(Data extract begins)
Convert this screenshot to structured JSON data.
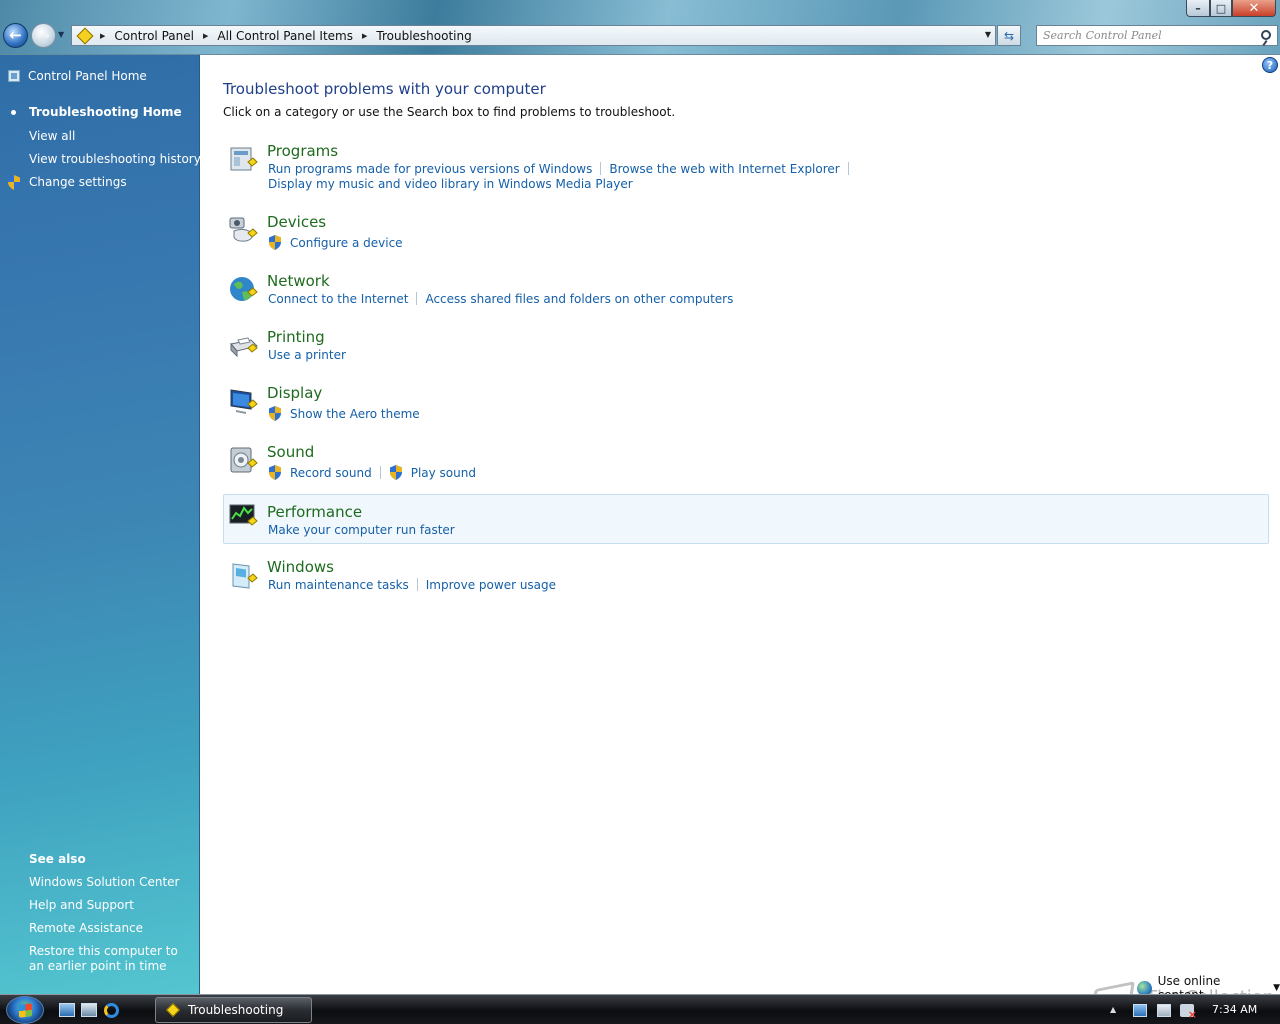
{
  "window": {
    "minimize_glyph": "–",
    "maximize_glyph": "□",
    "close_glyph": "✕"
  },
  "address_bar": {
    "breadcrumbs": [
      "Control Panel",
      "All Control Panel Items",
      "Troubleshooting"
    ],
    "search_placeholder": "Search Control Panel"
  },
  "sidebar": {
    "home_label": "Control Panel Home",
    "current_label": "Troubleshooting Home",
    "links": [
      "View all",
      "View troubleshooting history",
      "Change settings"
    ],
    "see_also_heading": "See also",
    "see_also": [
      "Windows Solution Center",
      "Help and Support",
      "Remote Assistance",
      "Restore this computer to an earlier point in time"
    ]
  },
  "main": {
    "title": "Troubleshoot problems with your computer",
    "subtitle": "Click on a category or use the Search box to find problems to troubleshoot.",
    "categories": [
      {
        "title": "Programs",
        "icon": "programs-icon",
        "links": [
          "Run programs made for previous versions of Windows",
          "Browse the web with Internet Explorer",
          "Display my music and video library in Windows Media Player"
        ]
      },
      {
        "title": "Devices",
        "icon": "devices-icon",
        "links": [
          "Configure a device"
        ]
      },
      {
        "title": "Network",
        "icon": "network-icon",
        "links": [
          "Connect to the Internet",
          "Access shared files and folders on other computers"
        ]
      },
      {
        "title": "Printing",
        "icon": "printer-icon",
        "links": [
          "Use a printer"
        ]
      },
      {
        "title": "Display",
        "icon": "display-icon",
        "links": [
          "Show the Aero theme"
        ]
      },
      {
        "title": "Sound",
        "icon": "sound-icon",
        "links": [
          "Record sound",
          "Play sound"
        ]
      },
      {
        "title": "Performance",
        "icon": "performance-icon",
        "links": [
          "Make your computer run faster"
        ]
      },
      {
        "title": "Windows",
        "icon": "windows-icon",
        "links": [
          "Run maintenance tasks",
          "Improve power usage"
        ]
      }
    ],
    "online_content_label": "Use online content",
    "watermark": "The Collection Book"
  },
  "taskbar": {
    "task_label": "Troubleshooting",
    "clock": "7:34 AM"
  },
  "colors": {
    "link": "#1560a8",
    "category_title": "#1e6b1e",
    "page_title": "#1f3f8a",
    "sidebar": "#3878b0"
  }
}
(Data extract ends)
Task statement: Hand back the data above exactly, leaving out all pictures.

Solution:
Convert this screenshot to structured JSON data.
{
  "window": {
    "minimize_glyph": "–",
    "maximize_glyph": "□",
    "close_glyph": "✕"
  },
  "address_bar": {
    "breadcrumbs": [
      "Control Panel",
      "All Control Panel Items",
      "Troubleshooting"
    ],
    "search_placeholder": "Search Control Panel"
  },
  "sidebar": {
    "home_label": "Control Panel Home",
    "current_label": "Troubleshooting Home",
    "links": [
      "View all",
      "View troubleshooting history",
      "Change settings"
    ],
    "see_also_heading": "See also",
    "see_also": [
      "Windows Solution Center",
      "Help and Support",
      "Remote Assistance",
      "Restore this computer to an earlier point in time"
    ]
  },
  "main": {
    "title": "Troubleshoot problems with your computer",
    "subtitle": "Click on a category or use the Search box to find problems to troubleshoot.",
    "categories": [
      {
        "title": "Programs",
        "icon": "programs-icon",
        "links": [
          "Run programs made for previous versions of Windows",
          "Browse the web with Internet Explorer",
          "Display my music and video library in Windows Media Player"
        ]
      },
      {
        "title": "Devices",
        "icon": "devices-icon",
        "links": [
          "Configure a device"
        ]
      },
      {
        "title": "Network",
        "icon": "network-icon",
        "links": [
          "Connect to the Internet",
          "Access shared files and folders on other computers"
        ]
      },
      {
        "title": "Printing",
        "icon": "printer-icon",
        "links": [
          "Use a printer"
        ]
      },
      {
        "title": "Display",
        "icon": "display-icon",
        "links": [
          "Show the Aero theme"
        ]
      },
      {
        "title": "Sound",
        "icon": "sound-icon",
        "links": [
          "Record sound",
          "Play sound"
        ]
      },
      {
        "title": "Performance",
        "icon": "performance-icon",
        "links": [
          "Make your computer run faster"
        ]
      },
      {
        "title": "Windows",
        "icon": "windows-icon",
        "links": [
          "Run maintenance tasks",
          "Improve power usage"
        ]
      }
    ],
    "online_content_label": "Use online content",
    "watermark": "The Collection Book"
  },
  "taskbar": {
    "task_label": "Troubleshooting",
    "clock": "7:34 AM"
  },
  "colors": {
    "link": "#1560a8",
    "category_title": "#1e6b1e",
    "page_title": "#1f3f8a",
    "sidebar": "#3878b0"
  }
}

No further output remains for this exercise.